Possible classroom applications? This online exhibit could serve as an example for students to create their own image museum showing their state’s perspective on American History also. The Minnesota Historical Society encourages Minnesota educators to remember “Minnesota history is American History” and that is true for anyone in any state. It is understandable that it may be easier for students to make local connections than national so an exercise such as this one could help bring the big picture home. These images could also serve as writing prompts. Students could write newspaper headlines for what they see or they could research the event behind the photo and write a newspaper article. (A lesson plan for this type of activity can be found at the Library of Congress, I love this assignment for sophomores and juniors!)
Explore 97 Orchard Street, a tenement built in 1863 on Manhattan’s Lower East Side. This New York City Museum tells the stories of the immigrants who lived here. The Tenement Museum’s website gives excellent historical context for tenement living, click “Play” in the site’s menu to reveal a virtual tour, an immigration game showing the path from Ellis Island to 97 Orchard Street, work with folk songs, multi-cultural heritage, webcomics and more. Under “Education,” find lesson ideas, primary sources, and more.
The Tenement Museum provides a glimpse into the lives of those who journeyed to the United States and whose reality was so different than those of our students of today.

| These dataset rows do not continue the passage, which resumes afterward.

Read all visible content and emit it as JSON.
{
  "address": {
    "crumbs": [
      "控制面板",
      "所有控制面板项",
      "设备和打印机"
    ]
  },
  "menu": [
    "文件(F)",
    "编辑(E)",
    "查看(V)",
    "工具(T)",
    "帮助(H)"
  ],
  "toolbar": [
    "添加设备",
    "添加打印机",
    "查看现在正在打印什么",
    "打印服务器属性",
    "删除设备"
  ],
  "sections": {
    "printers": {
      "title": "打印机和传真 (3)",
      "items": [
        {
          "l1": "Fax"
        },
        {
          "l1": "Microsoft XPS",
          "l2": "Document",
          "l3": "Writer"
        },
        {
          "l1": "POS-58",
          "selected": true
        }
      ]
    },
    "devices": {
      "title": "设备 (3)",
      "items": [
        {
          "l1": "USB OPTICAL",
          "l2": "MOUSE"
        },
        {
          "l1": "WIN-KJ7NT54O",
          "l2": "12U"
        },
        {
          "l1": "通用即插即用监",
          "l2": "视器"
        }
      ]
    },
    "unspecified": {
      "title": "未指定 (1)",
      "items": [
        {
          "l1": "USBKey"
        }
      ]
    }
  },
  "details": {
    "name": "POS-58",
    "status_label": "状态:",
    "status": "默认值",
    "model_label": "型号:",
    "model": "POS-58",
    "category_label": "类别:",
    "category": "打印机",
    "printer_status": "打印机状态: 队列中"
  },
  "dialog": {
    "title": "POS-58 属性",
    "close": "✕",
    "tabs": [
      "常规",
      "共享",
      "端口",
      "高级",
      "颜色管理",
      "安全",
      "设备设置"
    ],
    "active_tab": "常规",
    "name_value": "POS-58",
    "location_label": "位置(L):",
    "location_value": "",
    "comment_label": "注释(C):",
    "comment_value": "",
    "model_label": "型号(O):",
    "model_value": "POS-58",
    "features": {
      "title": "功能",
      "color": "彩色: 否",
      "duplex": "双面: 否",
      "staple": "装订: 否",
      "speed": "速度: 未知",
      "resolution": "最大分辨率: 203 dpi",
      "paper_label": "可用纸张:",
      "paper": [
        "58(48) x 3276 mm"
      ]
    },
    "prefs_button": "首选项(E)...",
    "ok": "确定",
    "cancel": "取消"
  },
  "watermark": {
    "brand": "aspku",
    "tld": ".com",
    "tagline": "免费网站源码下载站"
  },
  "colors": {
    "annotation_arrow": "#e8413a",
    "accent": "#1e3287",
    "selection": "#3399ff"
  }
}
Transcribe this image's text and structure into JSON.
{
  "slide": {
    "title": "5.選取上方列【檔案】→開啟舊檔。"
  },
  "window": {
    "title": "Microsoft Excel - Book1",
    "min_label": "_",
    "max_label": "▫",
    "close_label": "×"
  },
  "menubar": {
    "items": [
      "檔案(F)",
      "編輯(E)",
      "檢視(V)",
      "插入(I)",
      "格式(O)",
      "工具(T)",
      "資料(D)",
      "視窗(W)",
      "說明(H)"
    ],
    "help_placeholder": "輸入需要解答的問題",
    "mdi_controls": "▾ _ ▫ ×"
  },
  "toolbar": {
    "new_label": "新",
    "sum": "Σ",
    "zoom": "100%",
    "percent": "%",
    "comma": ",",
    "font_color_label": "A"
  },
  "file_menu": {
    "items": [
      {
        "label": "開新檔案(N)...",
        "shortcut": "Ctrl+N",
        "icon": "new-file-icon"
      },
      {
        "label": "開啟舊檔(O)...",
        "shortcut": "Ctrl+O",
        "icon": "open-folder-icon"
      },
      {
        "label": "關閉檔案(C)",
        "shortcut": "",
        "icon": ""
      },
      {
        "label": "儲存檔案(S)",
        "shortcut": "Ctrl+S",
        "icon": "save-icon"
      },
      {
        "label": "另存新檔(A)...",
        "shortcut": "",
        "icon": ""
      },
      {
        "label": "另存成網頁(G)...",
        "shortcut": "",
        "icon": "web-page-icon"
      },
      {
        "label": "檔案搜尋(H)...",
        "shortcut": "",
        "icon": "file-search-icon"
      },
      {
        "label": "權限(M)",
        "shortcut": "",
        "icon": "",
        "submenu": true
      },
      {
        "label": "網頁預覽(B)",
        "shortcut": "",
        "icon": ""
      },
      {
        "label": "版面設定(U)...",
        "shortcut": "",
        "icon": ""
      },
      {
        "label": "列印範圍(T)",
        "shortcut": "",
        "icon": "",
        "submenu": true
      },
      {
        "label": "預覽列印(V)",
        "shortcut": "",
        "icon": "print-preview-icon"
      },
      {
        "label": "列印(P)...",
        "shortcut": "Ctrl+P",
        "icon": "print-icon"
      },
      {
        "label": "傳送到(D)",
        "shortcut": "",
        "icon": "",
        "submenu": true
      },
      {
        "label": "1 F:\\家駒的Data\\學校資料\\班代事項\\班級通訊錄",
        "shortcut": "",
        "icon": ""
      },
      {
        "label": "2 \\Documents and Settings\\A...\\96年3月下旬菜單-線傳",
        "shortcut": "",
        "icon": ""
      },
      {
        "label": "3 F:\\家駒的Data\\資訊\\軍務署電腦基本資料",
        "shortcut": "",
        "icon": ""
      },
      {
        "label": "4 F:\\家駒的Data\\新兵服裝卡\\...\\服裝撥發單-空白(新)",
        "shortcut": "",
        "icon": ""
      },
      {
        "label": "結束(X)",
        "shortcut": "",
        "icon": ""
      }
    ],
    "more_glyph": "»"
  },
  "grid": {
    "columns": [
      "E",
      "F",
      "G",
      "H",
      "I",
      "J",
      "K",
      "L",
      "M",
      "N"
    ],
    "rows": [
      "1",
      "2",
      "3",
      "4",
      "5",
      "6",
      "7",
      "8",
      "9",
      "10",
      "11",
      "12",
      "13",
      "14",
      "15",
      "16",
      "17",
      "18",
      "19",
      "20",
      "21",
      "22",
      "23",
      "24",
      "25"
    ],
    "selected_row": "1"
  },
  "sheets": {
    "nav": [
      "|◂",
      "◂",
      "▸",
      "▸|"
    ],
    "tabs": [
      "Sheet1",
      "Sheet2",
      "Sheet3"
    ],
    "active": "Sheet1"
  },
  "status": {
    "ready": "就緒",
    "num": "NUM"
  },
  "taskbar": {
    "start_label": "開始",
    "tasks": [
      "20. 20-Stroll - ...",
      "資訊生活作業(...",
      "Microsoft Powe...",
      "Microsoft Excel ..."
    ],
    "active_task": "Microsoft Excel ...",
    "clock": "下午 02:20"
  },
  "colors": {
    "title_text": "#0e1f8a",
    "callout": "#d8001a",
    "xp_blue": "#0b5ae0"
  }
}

In April I will be traveling to Washington DC with 13 students who took Constitutional and Criminal Law last semester. They are so intrigued with the US Supreme Court, we are going there to sit in on oral arguments. While playing tour coordinator, I was poking around the National Museum of American History’s website. I love this museum. Beyond the content that supports current exhibits in Washington, there is a link for kids that has activities to do “at home” including make a (virtual) sod house, solving mysteries, and making light bulbs. Educators can obviously leverage all aspects of the website but are also able to search for resources by grade level, format (artifact, lesson plan, primary source) and time period to access the digitized resources of the museum. The website also hosts 67 online exhibits from the First Ladies and the Presidency to Julia Child’s Kitchen and communities in the late 1800’s, it is a given every subject and grade level can find something in the resources and virtual exhibits visits here.
It is easy to get lost in the British Museum’s online museum of Athens. From a “day in the life” to a tour of the city to a simulation -game focusing on roles and duties in Anient Greece, this virtual museum trip is a great one for World History, possibly literature, and art classes, or just for fun would be an option too.